Ditto for South Carolina coach Steve Spurrier, whose late-game fade route call into the end-zone with 11 seconds left before kicking a potentially game tying field goal to send the game into overtime backfired like a 1970 Ford Pinto.

Like Oregon State, when playing on the road, go for the win as you are facing hostile crowd noise which affects the offensive rhythm in an overtime situation.

The call was correct, but the throw from QB Stephen Garcia was absolutely horrendous as the ball hung and curved to the inside, away from the sideline, and the receiver had little chance to even touch the ball, let alone catch it.

But the stinker call of the day was the removal of Nebraska Quarterback Taylor Martinez, who was benched midway through the second half.

His failure on the day could be better attributed to several receiver drops that were wide open for potential touchdowns, and a Texas defense that had two weeks to rest and prepare for the vaunted Husker rushing attack. 

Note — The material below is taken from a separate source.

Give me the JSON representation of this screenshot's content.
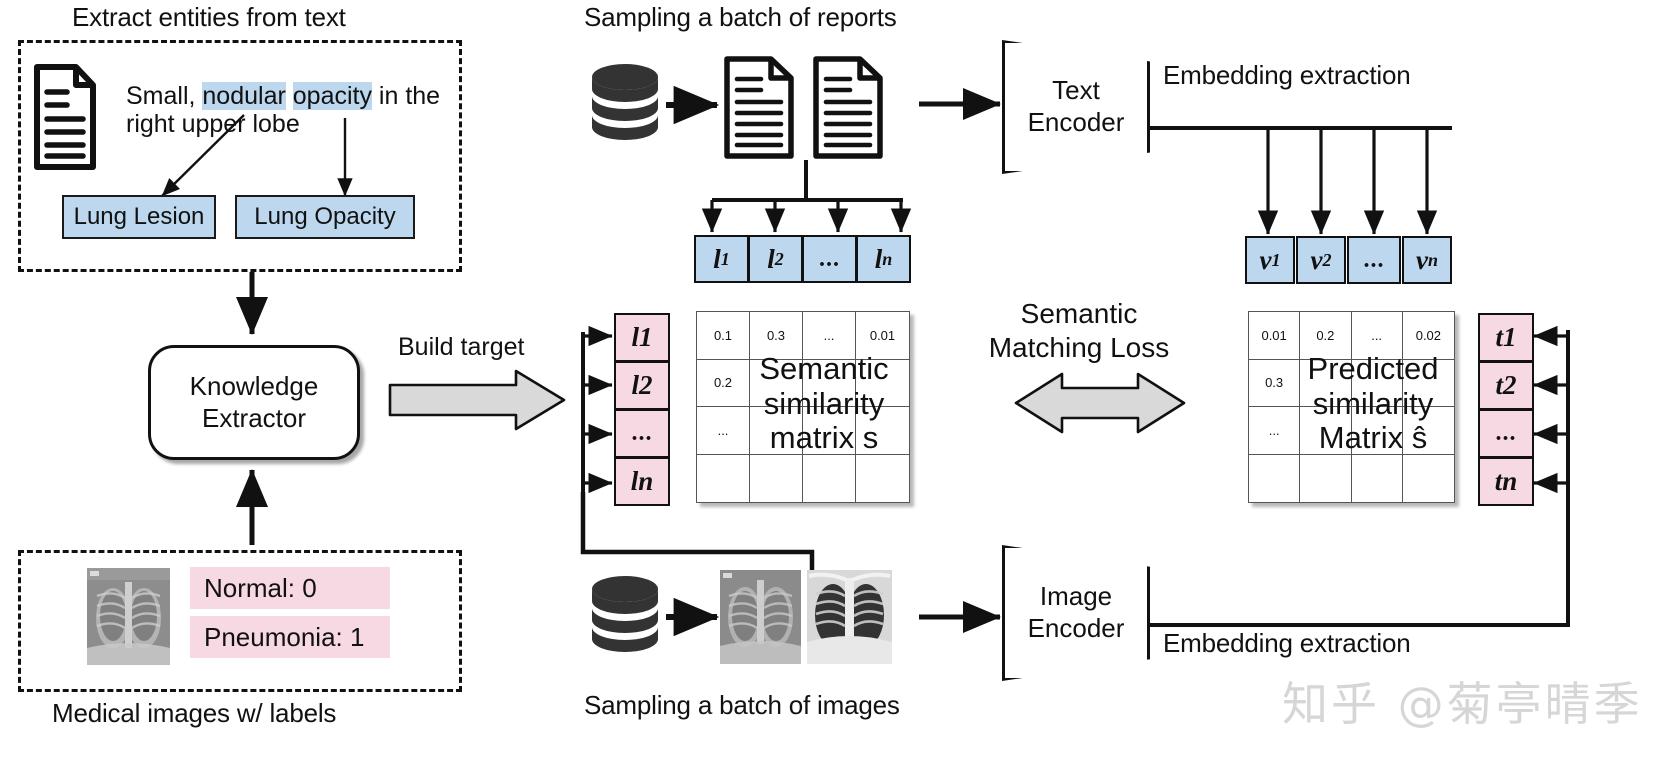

While it is true that Zach Lee is the better passer of the two, he has zero breakaway capability and Nebraska's only chance was the sudden take-it-to-the-house scoring threat that Martinez presented.

What a rotten call by Bo Pelini, especially given Martinez's exploits so far this season. Is that the way to treat a potential Heisman candidate? By benching him when his wide open receivers can't catch a ball, of which they did much of the same for Lee when he entered the ball game?

That deserves a big league "Wow" and a word of caution for potential recruits when considering the Huskers on national letter of intent day in February!

What's Wrong With Cal?

First, it was the infamous melt-down at Nevada earlier in the season, but now this: a monumental dismantling by the Trojans, who appeared to be headed for mediocrity coming into the ballgame after back-to-back losses to Stanford and Washington.

Given that Tedford is the all-time leader in coaching victories at Cal winning over 70 games in the nine exemplary years he has roamed the sidelines in Strawberry Canyon, something has to be amiss given the up-and-down performance of the players within the program over the last three seasons. 

It will be interesting to see if Tedford can rebound and redirect the troops to begin playing consistently and to their potential. Since the defeat to Oregon State several seasons ago, when the program was ranked No. 1 and Kevin Riley wasted the play clock by trying to run for a game winning touchdown with no timeouts remaining, the Bears have bumbled and stumbled along the path of mediocrity.

Will the real CALIFORNIA Golden Bear football program please stand and represent yourself! 

Is Tedford heading for trouble in Berkeley?


    2018 OU Spring Position Preview: Offensive Line

    Oklahoma Sooners Football logo
    Oklahoma Sooners Football

    2018 OU Spring Position Preview: Offensive Line

    via Thefootballbrainiacs

    Jeremiah Hall and the Big Shoes Left by Dimitri Flowers

    Oklahoma Sooners Football logo
    Oklahoma Sooners Football

    Jeremiah Hall and the Big Shoes Left by Dimitri Flowers

    Crimson And Cream Machine
    via Crimson And Cream Machine

    Oklahoma mailbag: Does playing in Big 12 hurt Sooners’ defensive development?

    Oklahoma Sooners Football logo
    Oklahoma Sooners Football

    Oklahoma mailbag: Does playing in Big 12 hurt Sooners’ defensive development?

    via Diehards

    Dallas Morning News writer ‘not sure’ if Sooners QB Kyler Murray can compete with TCU’s Shawn Robinson, Baylor’s Charlie Brewer

    Oklahoma Sooners Football logo
    Oklahoma Sooners Football

    Dallas Morning News writer ‘not sure’ if Sooners QB Kyler Murray can compete with TCU’s Shawn Robinson, Baylor’s Charlie Brewer

    via Diehards